President Hugo Chávez has received more chemotherapy since a December operation in Cuba, the country’s vice president revealed late Friday night.
Vice President Nicolás Maduro said Chávez “continues his battle for life.” The ailing 58-year-old has not been seen or heard from since he returned to the country on Feb. 18.
The vice president quoted Chávez as saying he decided to return to Venezuela because he was entering “a new phase” of “more intense and tough” treatments and wanted to be in Caracas for them.
Maduro’s disclosure came after members of the government held a Mass on Friday at a new chapel built inside the military hospital in Caracas where Chávez is reportedly staying.
At the Mass, hymns were sung while images flashed across television screens of an angelic, glowing Chávez in his younger days. The Mass was broadcast live on state television.
Maduro’s offering of the most detailed rundown to date of Chávez’s post-operative struggle came hours after an accusation by opposition leader Henrique Capriles that the government has repeatedly lied about Chávez’s condition.
“We’ll see how they explain to the country in the (coming) days all the lies they’ve been telling about the president’s situation,” Capriles, whom Chávez defeated in Oct. 7 elections, said in a tweet.
Chávez has not been seen or heard from since going to Cuba for his fourth cancer surgery, except for a set of “proof of life” photos released Feb. 15 while he was still in Havana.
Little information has been revealed about Chávez’s cancer. The type of cancer is not known. Four operations have taken place since the cancer was announced in June 2011.

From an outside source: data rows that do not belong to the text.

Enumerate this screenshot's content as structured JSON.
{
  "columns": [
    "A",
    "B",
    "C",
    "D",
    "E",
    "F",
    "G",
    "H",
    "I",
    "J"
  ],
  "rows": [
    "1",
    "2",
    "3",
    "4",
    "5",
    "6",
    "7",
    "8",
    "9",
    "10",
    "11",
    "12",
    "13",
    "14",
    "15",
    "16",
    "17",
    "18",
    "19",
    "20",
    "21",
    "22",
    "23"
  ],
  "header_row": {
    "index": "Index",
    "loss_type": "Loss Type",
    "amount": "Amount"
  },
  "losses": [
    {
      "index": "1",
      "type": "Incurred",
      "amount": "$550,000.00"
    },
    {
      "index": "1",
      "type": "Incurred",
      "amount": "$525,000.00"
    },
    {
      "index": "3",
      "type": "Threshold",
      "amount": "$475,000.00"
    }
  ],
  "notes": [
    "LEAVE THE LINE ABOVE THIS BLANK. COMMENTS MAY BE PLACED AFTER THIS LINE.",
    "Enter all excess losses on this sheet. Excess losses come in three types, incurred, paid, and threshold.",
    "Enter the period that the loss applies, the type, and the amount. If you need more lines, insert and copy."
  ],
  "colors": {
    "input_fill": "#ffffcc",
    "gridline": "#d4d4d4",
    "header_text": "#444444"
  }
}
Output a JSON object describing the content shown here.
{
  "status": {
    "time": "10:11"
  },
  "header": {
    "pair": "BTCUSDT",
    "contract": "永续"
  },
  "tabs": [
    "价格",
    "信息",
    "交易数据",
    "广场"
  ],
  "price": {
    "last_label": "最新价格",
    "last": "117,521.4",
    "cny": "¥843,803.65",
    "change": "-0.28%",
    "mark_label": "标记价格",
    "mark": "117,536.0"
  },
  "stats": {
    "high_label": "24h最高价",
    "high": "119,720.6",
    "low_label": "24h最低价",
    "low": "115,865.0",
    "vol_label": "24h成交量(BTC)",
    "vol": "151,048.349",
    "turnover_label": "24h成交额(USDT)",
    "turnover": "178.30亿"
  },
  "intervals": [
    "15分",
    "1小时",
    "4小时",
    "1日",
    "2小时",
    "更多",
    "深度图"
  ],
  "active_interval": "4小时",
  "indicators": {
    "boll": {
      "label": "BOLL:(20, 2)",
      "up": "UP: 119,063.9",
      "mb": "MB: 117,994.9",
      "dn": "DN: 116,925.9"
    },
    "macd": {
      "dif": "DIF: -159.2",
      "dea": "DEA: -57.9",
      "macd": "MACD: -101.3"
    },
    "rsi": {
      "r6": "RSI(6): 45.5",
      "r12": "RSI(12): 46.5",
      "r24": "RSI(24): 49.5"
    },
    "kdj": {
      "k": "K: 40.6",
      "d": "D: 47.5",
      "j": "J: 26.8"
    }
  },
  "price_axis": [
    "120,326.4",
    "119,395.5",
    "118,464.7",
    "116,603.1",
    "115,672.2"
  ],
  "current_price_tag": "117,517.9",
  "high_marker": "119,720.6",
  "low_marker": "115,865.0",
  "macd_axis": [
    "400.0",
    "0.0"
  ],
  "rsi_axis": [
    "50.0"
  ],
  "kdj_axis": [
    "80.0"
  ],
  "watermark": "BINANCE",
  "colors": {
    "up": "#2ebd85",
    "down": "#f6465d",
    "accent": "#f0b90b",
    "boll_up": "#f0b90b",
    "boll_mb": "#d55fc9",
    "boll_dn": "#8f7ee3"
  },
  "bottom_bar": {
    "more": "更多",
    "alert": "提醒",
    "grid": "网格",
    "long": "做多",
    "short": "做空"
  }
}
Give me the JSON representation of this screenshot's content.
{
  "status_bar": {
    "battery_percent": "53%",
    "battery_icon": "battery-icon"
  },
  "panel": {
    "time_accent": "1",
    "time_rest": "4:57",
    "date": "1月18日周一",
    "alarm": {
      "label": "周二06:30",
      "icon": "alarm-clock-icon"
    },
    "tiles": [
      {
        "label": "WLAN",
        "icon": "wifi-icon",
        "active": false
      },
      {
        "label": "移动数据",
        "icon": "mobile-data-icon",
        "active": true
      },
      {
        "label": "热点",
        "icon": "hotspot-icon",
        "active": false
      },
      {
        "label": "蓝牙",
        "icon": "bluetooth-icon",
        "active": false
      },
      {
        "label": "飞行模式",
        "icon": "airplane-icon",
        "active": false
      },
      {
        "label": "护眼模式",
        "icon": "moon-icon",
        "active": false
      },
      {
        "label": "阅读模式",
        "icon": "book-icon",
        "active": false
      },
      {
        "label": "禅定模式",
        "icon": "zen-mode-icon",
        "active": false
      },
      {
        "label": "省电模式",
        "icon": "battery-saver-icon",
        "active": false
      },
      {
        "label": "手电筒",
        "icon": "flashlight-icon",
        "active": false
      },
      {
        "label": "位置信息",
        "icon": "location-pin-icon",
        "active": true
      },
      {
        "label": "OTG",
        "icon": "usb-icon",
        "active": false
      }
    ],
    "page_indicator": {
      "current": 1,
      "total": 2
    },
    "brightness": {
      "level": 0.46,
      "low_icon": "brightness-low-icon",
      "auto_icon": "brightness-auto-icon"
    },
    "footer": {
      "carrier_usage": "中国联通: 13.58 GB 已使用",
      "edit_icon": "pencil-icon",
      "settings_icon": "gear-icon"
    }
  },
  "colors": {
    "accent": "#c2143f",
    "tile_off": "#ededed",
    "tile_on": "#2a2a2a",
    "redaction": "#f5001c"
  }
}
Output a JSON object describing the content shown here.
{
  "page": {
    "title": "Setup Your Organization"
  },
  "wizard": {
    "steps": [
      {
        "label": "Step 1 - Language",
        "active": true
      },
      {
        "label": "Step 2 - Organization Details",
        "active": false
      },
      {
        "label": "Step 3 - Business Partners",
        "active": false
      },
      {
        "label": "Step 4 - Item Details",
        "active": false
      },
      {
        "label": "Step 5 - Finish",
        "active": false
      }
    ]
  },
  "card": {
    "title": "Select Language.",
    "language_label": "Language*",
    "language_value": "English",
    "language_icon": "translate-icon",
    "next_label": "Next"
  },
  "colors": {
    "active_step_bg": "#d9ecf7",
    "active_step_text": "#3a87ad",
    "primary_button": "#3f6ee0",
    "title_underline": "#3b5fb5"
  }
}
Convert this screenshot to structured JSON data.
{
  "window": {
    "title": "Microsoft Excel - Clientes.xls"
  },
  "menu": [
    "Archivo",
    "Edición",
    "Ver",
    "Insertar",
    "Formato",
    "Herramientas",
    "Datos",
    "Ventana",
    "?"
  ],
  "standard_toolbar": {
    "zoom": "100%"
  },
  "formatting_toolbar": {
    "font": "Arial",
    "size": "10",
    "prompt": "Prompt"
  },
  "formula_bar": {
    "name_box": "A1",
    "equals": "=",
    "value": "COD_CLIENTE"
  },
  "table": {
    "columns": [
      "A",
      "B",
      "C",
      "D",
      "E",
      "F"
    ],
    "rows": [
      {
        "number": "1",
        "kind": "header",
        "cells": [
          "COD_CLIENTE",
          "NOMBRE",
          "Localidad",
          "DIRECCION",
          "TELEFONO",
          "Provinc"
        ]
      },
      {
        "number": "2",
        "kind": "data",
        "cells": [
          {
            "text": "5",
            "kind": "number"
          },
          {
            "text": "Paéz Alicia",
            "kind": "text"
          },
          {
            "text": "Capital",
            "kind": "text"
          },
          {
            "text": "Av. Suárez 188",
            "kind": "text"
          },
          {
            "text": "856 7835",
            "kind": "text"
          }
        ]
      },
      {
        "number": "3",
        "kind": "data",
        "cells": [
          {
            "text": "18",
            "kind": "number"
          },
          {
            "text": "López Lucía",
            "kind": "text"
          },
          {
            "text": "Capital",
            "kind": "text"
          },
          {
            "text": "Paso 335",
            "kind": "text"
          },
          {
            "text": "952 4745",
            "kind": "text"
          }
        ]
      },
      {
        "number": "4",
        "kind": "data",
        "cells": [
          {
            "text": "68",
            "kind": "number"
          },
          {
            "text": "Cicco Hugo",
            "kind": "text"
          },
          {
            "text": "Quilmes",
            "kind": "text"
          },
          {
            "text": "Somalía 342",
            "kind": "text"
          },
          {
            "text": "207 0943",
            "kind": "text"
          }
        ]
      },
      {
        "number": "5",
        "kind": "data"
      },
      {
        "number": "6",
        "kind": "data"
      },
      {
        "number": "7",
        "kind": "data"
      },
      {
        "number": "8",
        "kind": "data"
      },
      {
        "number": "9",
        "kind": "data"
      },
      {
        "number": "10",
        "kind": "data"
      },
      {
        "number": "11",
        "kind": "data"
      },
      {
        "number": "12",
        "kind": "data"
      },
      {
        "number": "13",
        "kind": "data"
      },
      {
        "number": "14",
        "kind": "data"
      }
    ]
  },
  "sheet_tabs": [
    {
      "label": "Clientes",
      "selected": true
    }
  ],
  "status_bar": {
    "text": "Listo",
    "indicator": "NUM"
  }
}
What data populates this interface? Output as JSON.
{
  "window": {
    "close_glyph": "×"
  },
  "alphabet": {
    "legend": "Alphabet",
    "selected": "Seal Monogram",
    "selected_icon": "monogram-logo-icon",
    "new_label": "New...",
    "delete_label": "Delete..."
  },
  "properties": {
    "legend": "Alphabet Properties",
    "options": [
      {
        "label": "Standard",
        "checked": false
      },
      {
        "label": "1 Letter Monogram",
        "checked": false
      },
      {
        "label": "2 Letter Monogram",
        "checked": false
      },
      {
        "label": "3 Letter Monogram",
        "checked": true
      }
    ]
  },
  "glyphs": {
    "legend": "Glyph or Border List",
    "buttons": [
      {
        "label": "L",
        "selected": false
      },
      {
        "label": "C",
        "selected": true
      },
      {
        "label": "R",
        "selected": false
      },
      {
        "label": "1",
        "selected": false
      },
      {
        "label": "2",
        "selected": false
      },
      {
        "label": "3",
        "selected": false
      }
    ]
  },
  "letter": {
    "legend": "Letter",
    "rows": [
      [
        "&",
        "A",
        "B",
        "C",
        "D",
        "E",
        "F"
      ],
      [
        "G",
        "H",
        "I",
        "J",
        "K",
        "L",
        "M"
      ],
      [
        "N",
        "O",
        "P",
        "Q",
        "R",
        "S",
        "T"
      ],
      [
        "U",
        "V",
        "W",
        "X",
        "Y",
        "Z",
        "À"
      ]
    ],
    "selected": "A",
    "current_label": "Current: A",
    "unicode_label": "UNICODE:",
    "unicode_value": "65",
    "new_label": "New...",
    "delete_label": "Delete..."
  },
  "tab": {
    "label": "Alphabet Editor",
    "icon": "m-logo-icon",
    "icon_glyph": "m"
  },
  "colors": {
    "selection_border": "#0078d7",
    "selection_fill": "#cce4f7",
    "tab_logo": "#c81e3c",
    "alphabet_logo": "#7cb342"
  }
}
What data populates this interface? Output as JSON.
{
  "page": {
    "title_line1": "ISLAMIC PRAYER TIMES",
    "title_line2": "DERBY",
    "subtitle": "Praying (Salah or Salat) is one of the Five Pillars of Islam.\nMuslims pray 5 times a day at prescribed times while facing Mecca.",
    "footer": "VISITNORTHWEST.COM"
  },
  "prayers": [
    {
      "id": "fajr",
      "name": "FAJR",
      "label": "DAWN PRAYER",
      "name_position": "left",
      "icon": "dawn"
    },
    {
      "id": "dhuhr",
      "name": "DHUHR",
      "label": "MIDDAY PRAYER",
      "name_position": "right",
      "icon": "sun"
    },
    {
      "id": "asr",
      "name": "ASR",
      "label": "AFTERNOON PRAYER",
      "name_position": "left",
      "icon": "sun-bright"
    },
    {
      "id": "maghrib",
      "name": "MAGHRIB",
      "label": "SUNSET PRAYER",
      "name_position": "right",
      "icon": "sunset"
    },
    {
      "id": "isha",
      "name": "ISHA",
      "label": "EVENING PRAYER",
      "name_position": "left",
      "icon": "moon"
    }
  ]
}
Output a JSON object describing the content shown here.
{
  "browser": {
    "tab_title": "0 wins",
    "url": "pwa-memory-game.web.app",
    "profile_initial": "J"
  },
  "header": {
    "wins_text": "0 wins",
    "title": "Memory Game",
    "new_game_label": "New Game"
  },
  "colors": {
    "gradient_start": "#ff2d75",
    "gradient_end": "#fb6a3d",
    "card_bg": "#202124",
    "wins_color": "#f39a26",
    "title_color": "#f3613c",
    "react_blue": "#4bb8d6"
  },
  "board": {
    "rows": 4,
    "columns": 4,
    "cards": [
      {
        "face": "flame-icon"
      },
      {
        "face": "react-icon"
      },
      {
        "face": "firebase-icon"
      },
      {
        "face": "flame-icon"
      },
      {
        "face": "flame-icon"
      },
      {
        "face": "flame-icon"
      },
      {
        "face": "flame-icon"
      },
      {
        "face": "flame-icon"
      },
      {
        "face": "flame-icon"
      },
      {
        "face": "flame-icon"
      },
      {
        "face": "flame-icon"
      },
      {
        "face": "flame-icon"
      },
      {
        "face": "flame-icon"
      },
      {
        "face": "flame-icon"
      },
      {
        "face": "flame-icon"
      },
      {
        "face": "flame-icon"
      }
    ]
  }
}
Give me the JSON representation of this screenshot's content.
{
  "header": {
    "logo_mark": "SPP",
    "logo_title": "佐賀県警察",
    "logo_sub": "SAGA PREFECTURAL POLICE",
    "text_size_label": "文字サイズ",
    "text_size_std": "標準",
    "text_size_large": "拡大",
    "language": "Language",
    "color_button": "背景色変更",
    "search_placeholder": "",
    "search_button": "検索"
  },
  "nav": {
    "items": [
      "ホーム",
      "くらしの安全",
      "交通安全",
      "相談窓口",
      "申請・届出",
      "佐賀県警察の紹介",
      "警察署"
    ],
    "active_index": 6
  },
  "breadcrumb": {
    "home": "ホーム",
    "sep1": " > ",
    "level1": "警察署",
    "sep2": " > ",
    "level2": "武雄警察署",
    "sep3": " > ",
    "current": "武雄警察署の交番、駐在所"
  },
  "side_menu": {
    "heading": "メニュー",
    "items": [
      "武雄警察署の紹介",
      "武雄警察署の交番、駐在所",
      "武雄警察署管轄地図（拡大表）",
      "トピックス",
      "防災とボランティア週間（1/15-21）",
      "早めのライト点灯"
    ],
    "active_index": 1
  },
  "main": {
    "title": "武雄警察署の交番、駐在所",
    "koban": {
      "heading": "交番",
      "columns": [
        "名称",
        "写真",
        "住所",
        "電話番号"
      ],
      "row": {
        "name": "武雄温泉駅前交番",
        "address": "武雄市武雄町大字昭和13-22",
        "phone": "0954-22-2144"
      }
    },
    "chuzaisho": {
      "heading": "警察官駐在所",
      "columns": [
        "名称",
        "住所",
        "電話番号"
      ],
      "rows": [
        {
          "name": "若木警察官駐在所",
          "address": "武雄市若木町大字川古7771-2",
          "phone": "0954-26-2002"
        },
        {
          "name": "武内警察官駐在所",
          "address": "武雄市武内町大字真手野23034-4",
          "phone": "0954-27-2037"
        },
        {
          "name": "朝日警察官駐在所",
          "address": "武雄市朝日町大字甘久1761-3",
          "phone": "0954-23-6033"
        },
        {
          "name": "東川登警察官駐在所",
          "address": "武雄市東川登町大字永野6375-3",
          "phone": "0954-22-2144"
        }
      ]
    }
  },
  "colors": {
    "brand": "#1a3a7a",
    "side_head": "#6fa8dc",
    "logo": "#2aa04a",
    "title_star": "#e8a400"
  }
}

Maduro, 50, angrily countered demands for information on Chávez’s health. “Sadly, the opposition live in a world of hatred, wrongdoing, bad feelings and bad desires,” he said.
“Stop the attacks on the commander! Stop the rumors, stop trying to create instability!” Maduro added.
Chávez still remains popular with many in the country. At a government rally Wednesday, Manuel Castillo Trejo, 47, said, “My comandante will be back … He just needs to rest.”
But the lack of transparency on his condition has jilted some. “It’s unbelievable that this is happening in this day and age,” said Carlos Rivero, a 42-year-old engineer based in Caracas, referring to the lack of information on Chávez ‘s health.
Should Chávez be unable to continue to govern, new elections could be called within 30 days, likely pitting Maduro against Capriles.
Campaigning appears to have begun, with insults traded between the government and Capriles. “A presidential election has not yet been called but we have to be prepared,” Capriles said. “We are ready.”
While passion for Chávez far outstrips that for Maduro among government supporters, Capriles is likely to lose any forthcoming election, according to polls. Maduro would surf the momentum offered by Chávez ‘s death.
“The death of a leader at the height of his popularity would be very powerful for elections,” said Caracas pollster Luis Vicente León. “The funeral for Chávez would merge into the election campaign.”
Meanwhile, the opposition has demanded answers from the government. “We believe in facts not rumors,” said Roderick Navarro, a 25-year-old organizer of student protests on the government’s lack of information. “The government needs to show us whether Chávez can govern or not.”